The Bill Of Student's Rights Shows Obama's Legacy For Sparking Change

Getty Images

On March 10, Barack Obama signed the "Student Aid Bill of Rights," which requires several government agencies to help college students pay back their loans.

He said:

Higher education has never been more important, but it's also never been more expensive. We're going to make sure that loan servicers can find better ways to help borrowers keep up with monthly payments that they can afford.

The law comes in the wake of Obama's free community college proposal that he unsheathed at the last State of the Union.

The plan would have leveled the playing field for students who don't have the money to afford a four-year education and don't want to take on the massive loans it requires to pay for one.

But, as has happened throughout his presidency, Congress didn't play ball. So, Obama started working on the solution without them.

The student bill of rights may lack the teeth of a Congress-approved law, but as he has done throughout his presidency, Obama got the ball rolling.

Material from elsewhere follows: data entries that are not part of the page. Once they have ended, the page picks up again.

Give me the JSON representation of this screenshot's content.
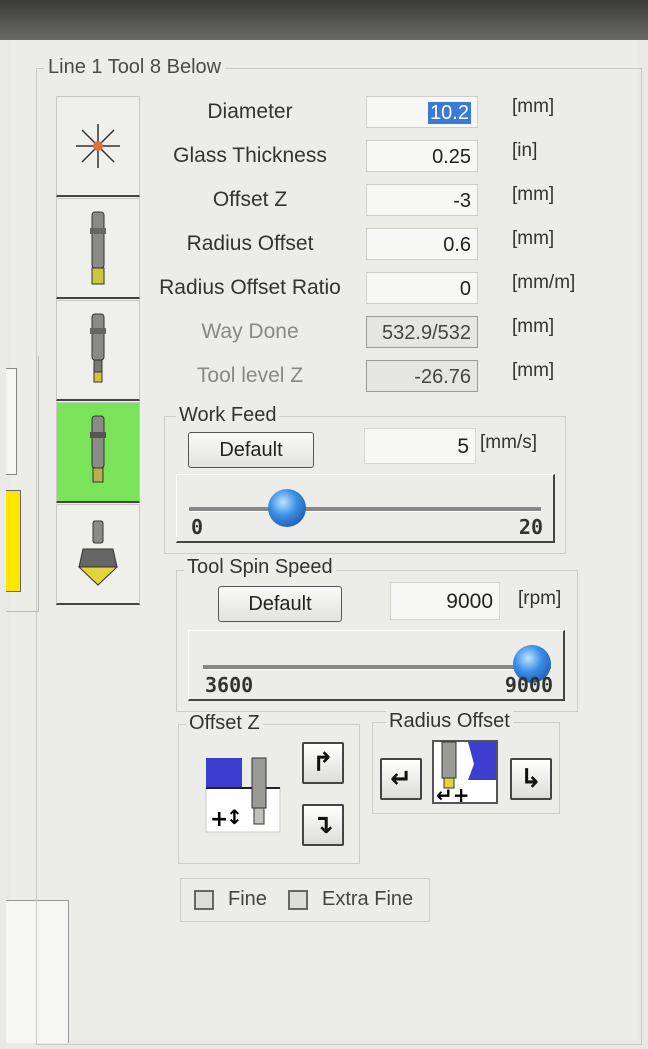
{
  "window": {
    "group_title": "Line 1 Tool 8 Below"
  },
  "tabs": [
    {
      "name": "laser-icon",
      "active": false
    },
    {
      "name": "tool-long-icon",
      "active": false
    },
    {
      "name": "tool-short-icon",
      "active": false
    },
    {
      "name": "tool-mid-icon",
      "active": true
    },
    {
      "name": "tool-cone-icon",
      "active": false
    }
  ],
  "params": [
    {
      "label": "Diameter",
      "value": "10.2",
      "unit": "[mm]",
      "readonly": false,
      "selected": true
    },
    {
      "label": "Glass Thickness",
      "value": "0.25",
      "unit": "[in]",
      "readonly": false
    },
    {
      "label": "Offset Z",
      "value": "-3",
      "unit": "[mm]",
      "readonly": false
    },
    {
      "label": "Radius Offset",
      "value": "0.6",
      "unit": "[mm]",
      "readonly": false
    },
    {
      "label": "Radius Offset Ratio",
      "value": "0",
      "unit": "[mm/m]",
      "readonly": false
    },
    {
      "label": "Way Done",
      "value": "532.9/532",
      "unit": "[mm]",
      "readonly": true
    },
    {
      "label": "Tool level Z",
      "value": "-26.76",
      "unit": "[mm]",
      "readonly": true
    }
  ],
  "work_feed": {
    "title": "Work Feed",
    "default_label": "Default",
    "value": "5",
    "unit": "[mm/s]",
    "slider_min": "0",
    "slider_max": "20",
    "slider_fraction": 0.25
  },
  "spin_speed": {
    "title": "Tool Spin Speed",
    "default_label": "Default",
    "value": "9000",
    "unit": "[rpm]",
    "slider_min": "3600",
    "slider_max": "9000",
    "slider_fraction": 1.0
  },
  "offset_z": {
    "title": "Offset Z",
    "up_icon": "arrow-up-icon",
    "down_icon": "arrow-down-icon"
  },
  "radius_offset": {
    "title": "Radius Offset",
    "left_icon": "arrow-left-icon",
    "right_icon": "arrow-right-icon"
  },
  "options": {
    "fine_label": "Fine",
    "extra_fine_label": "Extra Fine",
    "fine_checked": false,
    "extra_fine_checked": false
  },
  "colors": {
    "active_tab": "#7be35a",
    "knob": "#3b8fe6",
    "side_marker": "#ffe600"
  }
}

For healthcare, Obama wanted the public option that would allow the government to offer insurance, much like the renowned systems in Europe and Canada.

But, Republicans blocked that, so he settled for the online marketplace, where prospective clients can choose from subsidized private options.

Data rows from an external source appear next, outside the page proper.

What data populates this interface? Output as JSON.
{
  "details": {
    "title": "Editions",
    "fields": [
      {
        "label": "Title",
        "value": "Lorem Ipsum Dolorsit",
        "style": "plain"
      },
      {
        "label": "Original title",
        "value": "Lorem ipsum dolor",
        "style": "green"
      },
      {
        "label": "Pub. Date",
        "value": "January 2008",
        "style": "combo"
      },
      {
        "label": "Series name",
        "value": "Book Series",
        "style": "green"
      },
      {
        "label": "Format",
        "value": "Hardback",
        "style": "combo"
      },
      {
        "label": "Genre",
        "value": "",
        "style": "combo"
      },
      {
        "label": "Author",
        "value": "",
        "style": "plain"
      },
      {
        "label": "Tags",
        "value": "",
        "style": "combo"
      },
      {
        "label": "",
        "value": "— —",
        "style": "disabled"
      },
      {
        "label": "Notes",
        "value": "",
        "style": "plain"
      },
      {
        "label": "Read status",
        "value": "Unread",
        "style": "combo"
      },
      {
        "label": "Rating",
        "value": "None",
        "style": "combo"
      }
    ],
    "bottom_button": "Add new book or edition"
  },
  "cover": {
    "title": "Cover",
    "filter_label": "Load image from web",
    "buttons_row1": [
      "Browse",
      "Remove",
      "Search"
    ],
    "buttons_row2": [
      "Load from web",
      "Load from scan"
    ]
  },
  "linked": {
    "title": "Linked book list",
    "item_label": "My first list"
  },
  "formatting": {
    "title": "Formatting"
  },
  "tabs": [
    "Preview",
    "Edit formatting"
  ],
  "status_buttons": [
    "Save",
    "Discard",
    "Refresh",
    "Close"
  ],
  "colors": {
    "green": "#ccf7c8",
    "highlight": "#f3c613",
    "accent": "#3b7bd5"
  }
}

He eliminated the right of healthcare companies to deny insurance based on a preexisting condition and made enrollment a far easier, and less expensive process.

In the past two years, nearly 20 million people have received health insurance through this system.

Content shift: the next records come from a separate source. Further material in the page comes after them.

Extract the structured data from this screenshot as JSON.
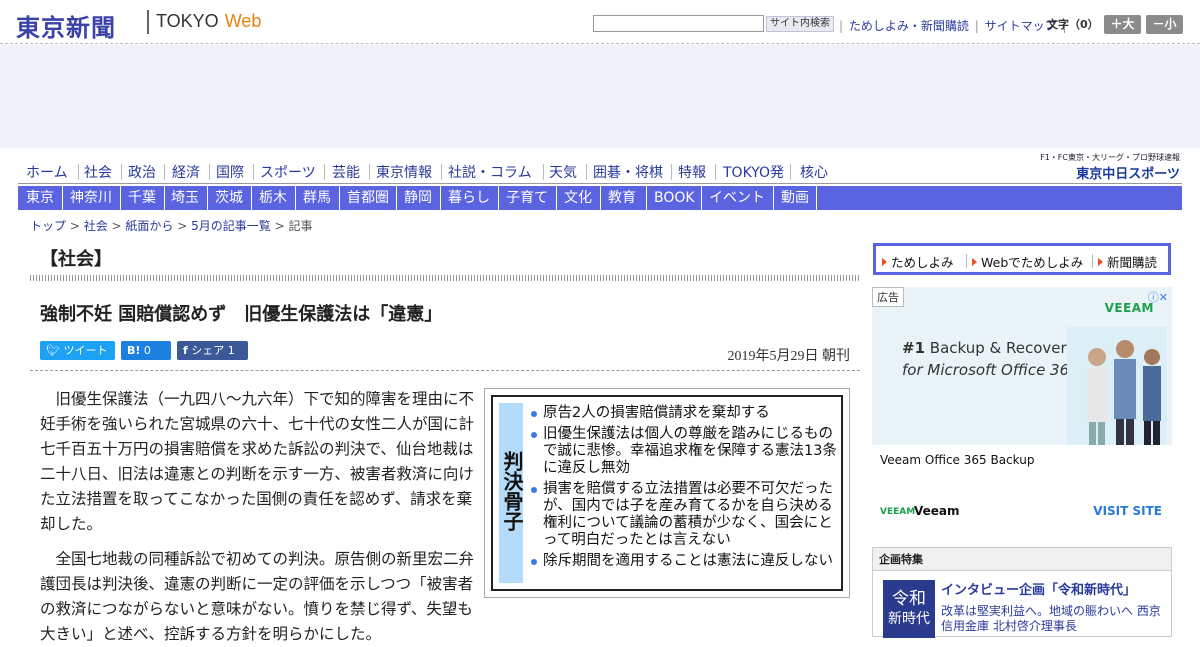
{
  "header": {
    "logo_jp": "東京新聞",
    "logo_en_a": "TOKYO",
    "logo_en_b": "Web",
    "search_button": "サイト内検索",
    "links": [
      "ためしよみ・新聞購読",
      "サイトマップ"
    ],
    "font_size_label": "文字（0）",
    "font_bigger": "＋大",
    "font_smaller": "－小"
  },
  "nav_main": [
    "ホーム",
    "社会",
    "政治",
    "経済",
    "国際",
    "スポーツ",
    "芸能",
    "東京情報",
    "社説・コラム",
    "天気",
    "囲碁・将棋",
    "特報",
    "TOKYO発",
    "核心"
  ],
  "chunichi": {
    "line1": "F1・FC東京・大リーグ・プロ野球速報",
    "line2": "東京中日スポーツ"
  },
  "nav_region": [
    "東京",
    "神奈川",
    "千葉",
    "埼玉",
    "茨城",
    "栃木",
    "群馬",
    "首都圏",
    "静岡",
    "暮らし",
    "子育て",
    "文化",
    "教育",
    "BOOK",
    "イベント",
    "動画"
  ],
  "breadcrumb": {
    "items": [
      "トップ",
      "社会",
      "紙面から",
      "5月の記事一覧"
    ],
    "current": "記事"
  },
  "section_title": "【社会】",
  "article": {
    "headline": "強制不妊 国賠償認めず　旧優生保護法は「違憲」",
    "share": {
      "tweet": "ツイート",
      "hatena_count": "0",
      "facebook": "シェア",
      "facebook_count": "1"
    },
    "date": "2019年5月29日 朝刊",
    "paragraphs": [
      "旧優生保護法（一九四八～九六年）下で知的障害を理由に不妊手術を強いられた宮城県の六十、七十代の女性二人が国に計七千百五十万円の損害賠償を求めた訴訟の判決で、仙台地裁は二十八日、旧法は違憲との判断を示す一方、被害者救済に向けた立法措置を取ってこなかった国側の責任を認めず、請求を棄却した。",
      "全国七地裁の同種訴訟で初めての判決。原告側の新里宏二弁護団長は判決後、違憲の判断に一定の評価を示しつつ「被害者の救済につながらないと意味がない。憤りを禁じ得ず、失望も大きい」と述べ、控訴する方針を明らかにした。"
    ],
    "figure": {
      "title": "判決骨子",
      "points": [
        "原告2人の損害賠償請求を棄却する",
        "旧優生保護法は個人の尊厳を踏みにじるもので誠に悲惨。幸福追求権を保障する憲法13条に違反し無効",
        "損害を賠償する立法措置は必要不可欠だったが、国内では子を産み育てるかを自ら決める権利について議論の蓄積が少なく、国会にとって明白だったとは言えない",
        "除斥期間を適用することは憲法に違反しない"
      ]
    }
  },
  "sidebar": {
    "buttons": [
      "ためしよみ",
      "Webでためしよみ",
      "新聞購読"
    ],
    "ad": {
      "label": "広告",
      "brand": "VEEAM",
      "headline_a": "#1",
      "headline_b": "Backup & Recovery",
      "headline_c": "for Microsoft Office 365",
      "caption": "Veeam Office 365 Backup",
      "footer_brand_small": "VEEAM",
      "footer_brand": "Veeam",
      "cta": "VISIT SITE"
    },
    "feature": {
      "heading": "企画特集",
      "thumb_1": "令和",
      "thumb_2": "新時代",
      "title": "インタビュー企画「令和新時代」",
      "summary": "改革は堅実利益へ。地域の賑わいへ 西京信用金庫 北村啓介理事長"
    }
  }
}
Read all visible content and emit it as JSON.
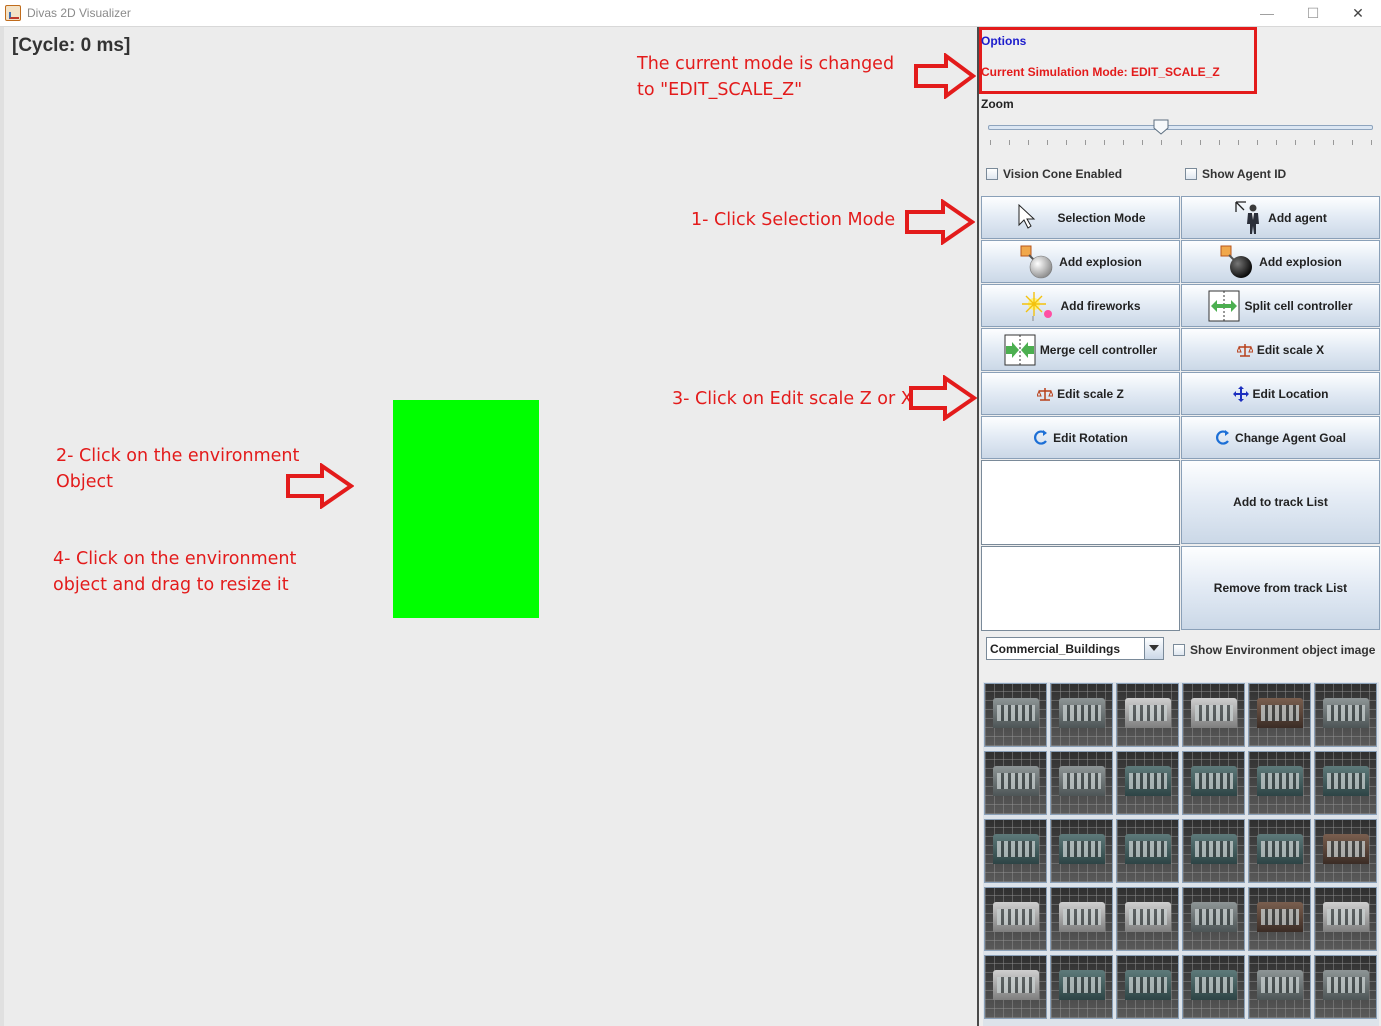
{
  "window": {
    "title": "Divas 2D Visualizer",
    "minimize": "—",
    "maximize": "☐",
    "close": "✕"
  },
  "canvas": {
    "cycle": "[Cycle: 0 ms]",
    "object_color": "#00ff00"
  },
  "annotations": {
    "mode_changed": "The current mode is changed\nto \"EDIT_SCALE_Z\"",
    "step1": "1- Click Selection Mode",
    "step2": "2- Click on the environment\nObject",
    "step3": "3- Click on Edit scale Z or X",
    "step4": "4- Click on the environment\nobject and drag to resize it",
    "color": "#e31b1b"
  },
  "panel": {
    "options_label": "Options",
    "mode_label": "Current Simulation Mode: EDIT_SCALE_Z",
    "zoom_label": "Zoom",
    "zoom_value": 0.45,
    "checkboxes": {
      "vision_cone": "Vision Cone Enabled",
      "show_agent_id": "Show Agent ID",
      "show_env_image": "Show Environment object image"
    },
    "buttons": {
      "selection_mode": "Selection Mode",
      "add_agent": "Add agent",
      "add_explosion_1": "Add explosion",
      "add_explosion_2": "Add explosion",
      "add_fireworks": "Add fireworks",
      "split_cell": "Split cell controller",
      "merge_cell": "Merge cell controller",
      "edit_scale_x": "Edit scale X",
      "edit_scale_z": "Edit scale Z",
      "edit_location": "Edit Location",
      "edit_rotation": "Edit Rotation",
      "change_agent_goal": "Change Agent Goal",
      "add_track": "Add to track List",
      "remove_track": "Remove from track List"
    },
    "category_select": "Commercial_Buildings"
  },
  "thumbnails_icon": "building-thumbnail"
}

Impressive, considering Congress has tried to repeal it dozens and dozens of times.

For global warming, Obama has fought against representatives like Jim Inhofe (R-OK). Inhofe wrote a book denying global warming, claimed the Bible refutes climate change and threw a snowball in the middle of Congress to "disprove" the overwhelming scientific consensus on the issue.

Jim Inhofe is also the chairman of the Senate Environment Committee.

To repeat, Jim Inhofe, a man who receives most of his campaign money from energy companies, was put in charge of caring for the environment.

If this were a sci-fi movie, we would laugh at the unrealistic plot.

In spite of this lunacy, Obama has officially recognized global warming, ordered conservation and vetoed the recent Keystone Pipeline bill. Against an absurd opposition, the president has still done planet-saving work.

Finally, in the face of a racist criminal justice system, Obama has taken a measured approach, siding both with slain police officers and murdered civilians.

He has fostered a dialogue not of conflict, but of cooperation. In a political climate with two sharply divided sides, both begging him to support them, the president has chosen the path most likely to generate real change.

On an issue that could fracture our nation, he has admirably represented every American citizen in the long struggle to resolve our mass incarceration problem.

In his time in office, President Obama has publicly supported gay marriage, allowed states to legalize marijuana and taken more precise action in the Middle East that accomplished the long sought goal of killing Osama bin Laden.

When Obama first got elected, the nation swooned. We thought this charismatic newcomer was going to fix the way Washington worked. But, he struggled to follow through on all his promises because of Congress' historic gridlock.

Still, even in this insane political atmosphere, the president has made meaningful progress on the most important modern issues, planting seeds that will hopefully grow into the America we imagined in 2008.

Obama couldn't fix our country, but at least he pushed us in the right direction.